Many aspects of The Defenceless are sad. If you read for escapism and entertainment, this novel probably isn’t for you. But in my opinion, it is an extremely important book. Hiekkapelto does social realism extremely well, and having worked with immigrant children and been an immigrant herself, she has plenty of experience from which to write. She doesn’t shy away from sensitive topics and is prepared to take risks to explore aspects of life which interest her. What leaps off the page is how much she clearly cares about the worlds she writes about and the people in them. This is why I believe that there is much in the book which is heartening and transcendent and redemptive: the role of friendship and love; loyalty; courage and resilience; human adaptability; hope. And much more. Sammy’s story is an important one. It is also heartbreaking. When I was re-reading the novel for this review, I caught a programme on Radio 4 with Kate Adie, and it was looking at the problems of addiction in Karachi. I immediately thought of Sammy. (The programme is here for anyone who’s interested: http://www.bbc.co.uk/programmes/b062hbn1 The Karachi part starts 11.45 mins in)
The role of nature is often prominent in Nordic Noir, and I really like the way that the author builds descriptions of the weather, the flora and fauna, the changing temperature and the melting snow into what the characters are doing and thinking. The weather is prominent in their lives as it is for people living in Nordic countries.
Finally, I would like to mention how stunning the covers are to Hiekkapelto’s books. When I read The Hummingbird, I really liked the light on the water, through bare trees, and also the black, white and red circles. The Defenceless continues these themes, foregrounding the role of the weather, the seasons and the landscape in the novels. With the new novel, I like the light coming through the snow-covered trees onto the forest path.
In sum, I found this novel highly affecting. It is so interesting to read how issues which affect society in the UK affect other countries in similar and different ways. Sammy’s plight has stayed with me.

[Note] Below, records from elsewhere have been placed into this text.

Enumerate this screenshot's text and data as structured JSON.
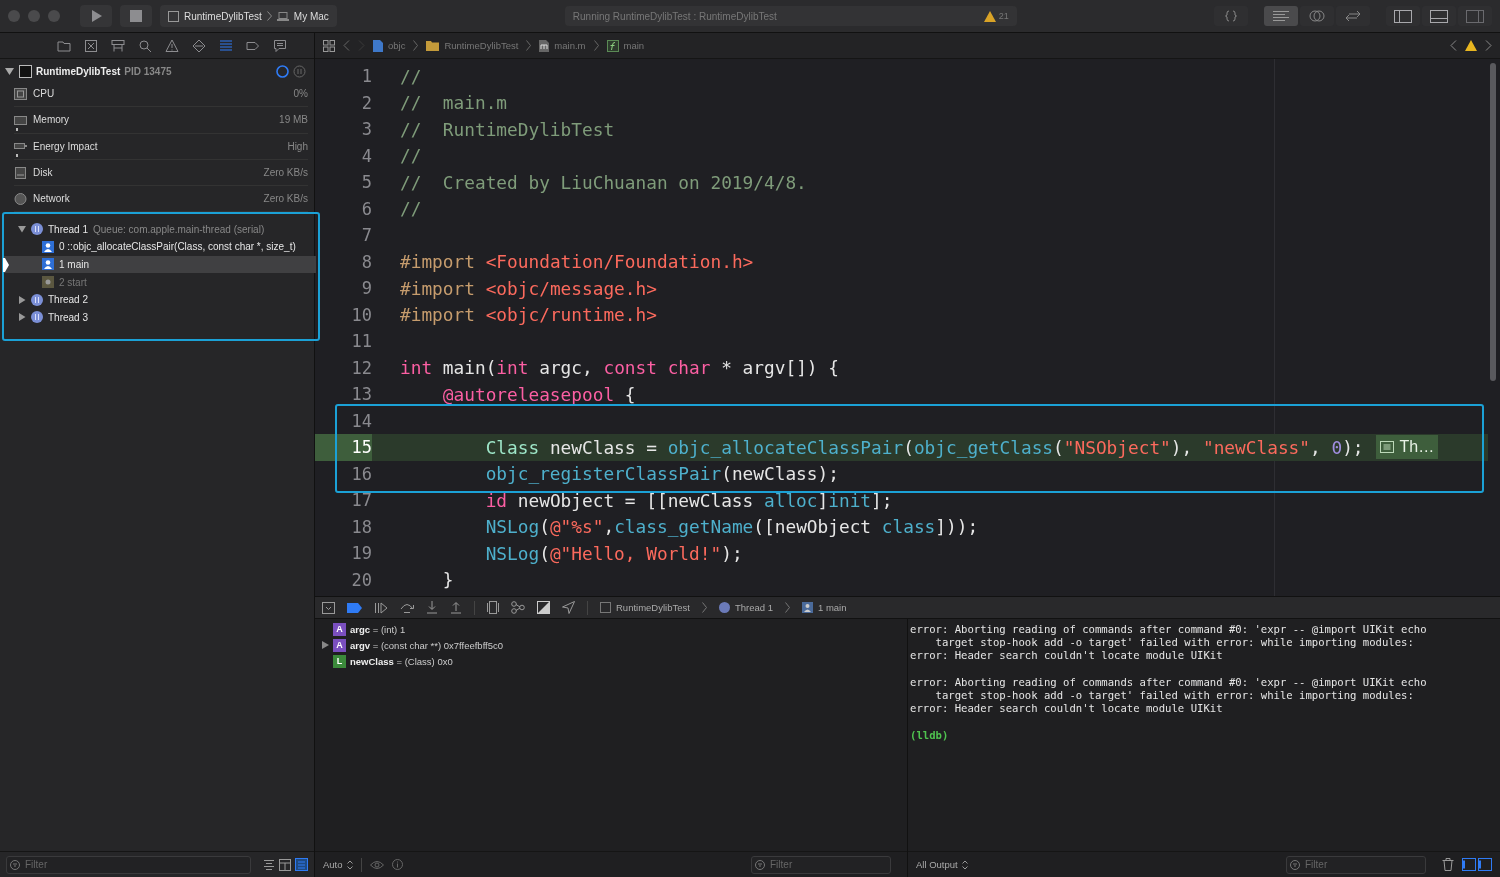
{
  "toolbar": {
    "scheme": "RuntimeDylibTest",
    "destination": "My Mac",
    "activity": "Running RuntimeDylibTest : RuntimeDylibTest",
    "warning_count": "21",
    "editor_modes": [
      {
        "kind": "standard",
        "selected": true
      },
      {
        "kind": "assistant",
        "selected": false
      },
      {
        "kind": "version",
        "selected": false
      }
    ],
    "panels": [
      {
        "kind": "navigator",
        "on": true
      },
      {
        "kind": "debug-area",
        "on": true
      },
      {
        "kind": "inspector",
        "on": false
      }
    ]
  },
  "navigator": {
    "tabs": [
      {
        "kind": "project",
        "selected": false
      },
      {
        "kind": "source-control",
        "selected": false
      },
      {
        "kind": "symbol",
        "selected": false
      },
      {
        "kind": "find",
        "selected": false
      },
      {
        "kind": "issue",
        "selected": false
      },
      {
        "kind": "test",
        "selected": false
      },
      {
        "kind": "debug",
        "selected": true
      },
      {
        "kind": "breakpoint",
        "selected": false
      },
      {
        "kind": "report",
        "selected": false
      }
    ]
  },
  "process": {
    "name": "RuntimeDylibTest",
    "pid": "PID 13475",
    "expanded": true,
    "gauges": [
      {
        "kind": "cpu",
        "label": "CPU",
        "value": "0%"
      },
      {
        "kind": "memory",
        "label": "Memory",
        "value": "19 MB"
      },
      {
        "kind": "energy",
        "label": "Energy Impact",
        "value": "High"
      },
      {
        "kind": "disk",
        "label": "Disk",
        "value": "Zero KB/s"
      },
      {
        "kind": "network",
        "label": "Network",
        "value": "Zero KB/s"
      }
    ],
    "threads_outlined": true,
    "threads": [
      {
        "name": "Thread 1",
        "queue": "Queue: com.apple.main-thread (serial)",
        "expanded": true,
        "frames": [
          {
            "kind": "user",
            "label": "0 ::objc_allocateClassPair(Class, const char *, size_t)",
            "selected": false
          },
          {
            "kind": "user",
            "label": "1 main",
            "selected": true
          },
          {
            "kind": "system",
            "label": "2 start",
            "selected": false
          }
        ]
      },
      {
        "name": "Thread 2",
        "expanded": false
      },
      {
        "name": "Thread 3",
        "expanded": false
      }
    ]
  },
  "navigator_filter": {
    "placeholder": "Filter"
  },
  "jump_bar": {
    "path": [
      {
        "kind": "file",
        "label": "objc"
      },
      {
        "kind": "folder",
        "label": "RuntimeDylibTest"
      },
      {
        "kind": "source",
        "label": "main.m"
      },
      {
        "kind": "function",
        "label": "main"
      }
    ]
  },
  "code": {
    "blocks": [
      {
        "outlined": false,
        "lines": [
          {
            "number": "1",
            "tokens": [
              {
                "kind": "comment",
                "text": "//"
              }
            ]
          },
          {
            "number": "2",
            "tokens": [
              {
                "kind": "comment",
                "text": "//  main.m"
              }
            ]
          },
          {
            "number": "3",
            "tokens": [
              {
                "kind": "comment",
                "text": "//  RuntimeDylibTest"
              }
            ]
          },
          {
            "number": "4",
            "tokens": [
              {
                "kind": "comment",
                "text": "//"
              }
            ]
          },
          {
            "number": "5",
            "tokens": [
              {
                "kind": "comment",
                "text": "//  Created by LiuChuanan on 2019/4/8."
              }
            ]
          },
          {
            "number": "6",
            "tokens": [
              {
                "kind": "comment",
                "text": "//"
              }
            ]
          },
          {
            "number": "7"
          },
          {
            "number": "8",
            "tokens": [
              {
                "kind": "directive",
                "text": "#import "
              },
              {
                "kind": "path",
                "text": "<Foundation/Foundation.h>"
              }
            ]
          },
          {
            "number": "9",
            "tokens": [
              {
                "kind": "directive",
                "text": "#import "
              },
              {
                "kind": "path",
                "text": "<objc/message.h>"
              }
            ]
          },
          {
            "number": "10",
            "tokens": [
              {
                "kind": "directive",
                "text": "#import "
              },
              {
                "kind": "path",
                "text": "<objc/runtime.h>"
              }
            ]
          },
          {
            "number": "11"
          },
          {
            "number": "12",
            "tokens": [
              {
                "kind": "keyword",
                "text": "int"
              },
              {
                "kind": "plain",
                "text": " main("
              },
              {
                "kind": "keyword",
                "text": "int"
              },
              {
                "kind": "plain",
                "text": " argc, "
              },
              {
                "kind": "keyword",
                "text": "const "
              },
              {
                "kind": "keyword",
                "text": "char"
              },
              {
                "kind": "plain",
                "text": " * argv[]) {"
              }
            ]
          },
          {
            "number": "13",
            "tokens": [
              {
                "kind": "keyword",
                "text": "    @autoreleasepool"
              },
              {
                "kind": "plain",
                "text": " {"
              }
            ]
          }
        ]
      },
      {
        "outlined": true,
        "lines": [
          {
            "number": "14"
          },
          {
            "number": "15",
            "current": true,
            "annotation": "Th…",
            "tokens": [
              {
                "kind": "type",
                "text": "        Class"
              },
              {
                "kind": "plain",
                "text": " newClass = "
              },
              {
                "kind": "func",
                "text": "objc_allocateClassPair"
              },
              {
                "kind": "plain",
                "text": "("
              },
              {
                "kind": "func",
                "text": "objc_getClass"
              },
              {
                "kind": "plain",
                "text": "("
              },
              {
                "kind": "string",
                "text": "\"NSObject\""
              },
              {
                "kind": "plain",
                "text": "), "
              },
              {
                "kind": "string",
                "text": "\"newClass\""
              },
              {
                "kind": "plain",
                "text": ", "
              },
              {
                "kind": "number",
                "text": "0"
              },
              {
                "kind": "plain",
                "text": ");"
              }
            ]
          },
          {
            "number": "16",
            "tokens": [
              {
                "kind": "func",
                "text": "        objc_registerClassPair"
              },
              {
                "kind": "plain",
                "text": "(newClass);"
              }
            ]
          }
        ]
      },
      {
        "outlined": false,
        "lines": [
          {
            "number": "17",
            "tokens": [
              {
                "kind": "keyword",
                "text": "        id"
              },
              {
                "kind": "plain",
                "text": " newObject = [[newClass "
              },
              {
                "kind": "func",
                "text": "alloc"
              },
              {
                "kind": "plain",
                "text": "]"
              },
              {
                "kind": "func",
                "text": "init"
              },
              {
                "kind": "plain",
                "text": "];"
              }
            ]
          },
          {
            "number": "18",
            "tokens": [
              {
                "kind": "func",
                "text": "        NSLog"
              },
              {
                "kind": "plain",
                "text": "("
              },
              {
                "kind": "string",
                "text": "@\"%s\""
              },
              {
                "kind": "plain",
                "text": ","
              },
              {
                "kind": "func",
                "text": "class_getName"
              },
              {
                "kind": "plain",
                "text": "([newObject "
              },
              {
                "kind": "func",
                "text": "class"
              },
              {
                "kind": "plain",
                "text": "]));"
              }
            ]
          },
          {
            "number": "19",
            "tokens": [
              {
                "kind": "func",
                "text": "        NSLog"
              },
              {
                "kind": "plain",
                "text": "("
              },
              {
                "kind": "string",
                "text": "@\"Hello, World!\""
              },
              {
                "kind": "plain",
                "text": ");"
              }
            ]
          },
          {
            "number": "20",
            "tokens": [
              {
                "kind": "plain",
                "text": "    }"
              }
            ]
          }
        ]
      }
    ]
  },
  "debug_bar": {
    "breakpoints_active": true,
    "path": [
      {
        "kind": "app",
        "label": "RuntimeDylibTest"
      },
      {
        "kind": "thread",
        "label": "Thread 1"
      },
      {
        "kind": "frame",
        "label": "1 main"
      }
    ]
  },
  "variables": [
    {
      "kind": "argument",
      "badge": "A",
      "name": "argc",
      "value": "= (int) 1",
      "expandable": false
    },
    {
      "kind": "argument",
      "badge": "A",
      "name": "argv",
      "value": "= (const char **) 0x7ffeefbff5c0",
      "expandable": true
    },
    {
      "kind": "local",
      "badge": "L",
      "name": "newClass",
      "value": "= (Class) 0x0",
      "expandable": false
    }
  ],
  "console": {
    "messages": [
      "error: Aborting reading of commands after command #0: 'expr -- @import UIKit echo\n    target stop-hook add -o target' failed with error: while importing modules:\nerror: Header search couldn't locate module UIKit",
      "error: Aborting reading of commands after command #0: 'expr -- @import UIKit echo\n    target stop-hook add -o target' failed with error: while importing modules:\nerror: Header search couldn't locate module UIKit"
    ],
    "prompt": "(lldb)"
  },
  "variables_bar": {
    "scope": "Auto",
    "filter_placeholder": "Filter"
  },
  "console_bar": {
    "output": "All Output",
    "filter_placeholder": "Filter"
  }
}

With thanks to Orenda Books for providing me with a review copy of the novel.
My review of The Hummingbird is here: https://vickynewhamwriter.com/2015/06/07/the-hummingbird-by-kati-hiekkapelto-a-review/
Kati’s website is here: http://katihiekkapelto.com/
My interview with Kati, on the themes in her writing, and much more, is here: https://vickynewhamwriter.com/2015/07/31/q-a-with-kati-hiekkapelto-special-feature-part-1/
Vicky Newham © 2015